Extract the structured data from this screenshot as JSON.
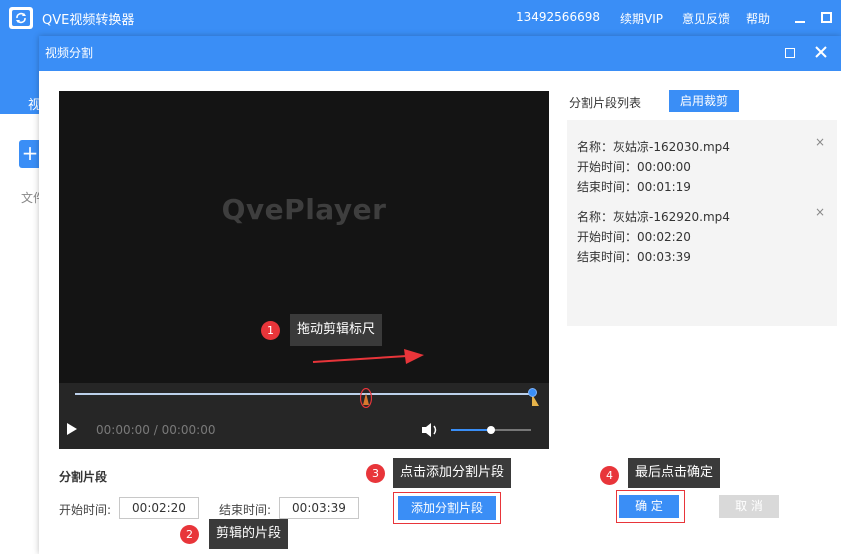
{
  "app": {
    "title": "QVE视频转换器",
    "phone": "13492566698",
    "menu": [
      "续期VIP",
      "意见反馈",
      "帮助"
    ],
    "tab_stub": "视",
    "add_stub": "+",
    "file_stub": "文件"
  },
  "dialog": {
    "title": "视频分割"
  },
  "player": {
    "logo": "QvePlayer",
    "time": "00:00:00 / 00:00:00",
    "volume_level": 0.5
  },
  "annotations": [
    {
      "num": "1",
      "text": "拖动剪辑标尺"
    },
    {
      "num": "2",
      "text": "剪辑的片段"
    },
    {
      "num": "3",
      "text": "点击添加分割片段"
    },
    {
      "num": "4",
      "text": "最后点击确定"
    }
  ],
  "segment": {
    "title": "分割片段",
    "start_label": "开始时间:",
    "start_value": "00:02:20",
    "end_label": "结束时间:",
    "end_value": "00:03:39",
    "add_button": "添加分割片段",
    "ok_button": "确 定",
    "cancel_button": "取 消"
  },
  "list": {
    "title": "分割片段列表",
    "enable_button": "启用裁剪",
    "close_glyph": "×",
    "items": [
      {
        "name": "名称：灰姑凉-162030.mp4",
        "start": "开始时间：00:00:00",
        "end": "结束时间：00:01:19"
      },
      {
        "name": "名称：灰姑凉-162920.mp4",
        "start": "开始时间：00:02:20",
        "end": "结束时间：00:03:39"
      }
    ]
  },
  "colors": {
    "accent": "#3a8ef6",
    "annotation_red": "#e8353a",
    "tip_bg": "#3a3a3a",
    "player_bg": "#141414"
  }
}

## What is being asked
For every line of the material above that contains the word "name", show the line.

## Exercise solution
        "name": "名称：灰姑凉-162030.mp4",
        "name": "名称：灰姑凉-162920.mp4",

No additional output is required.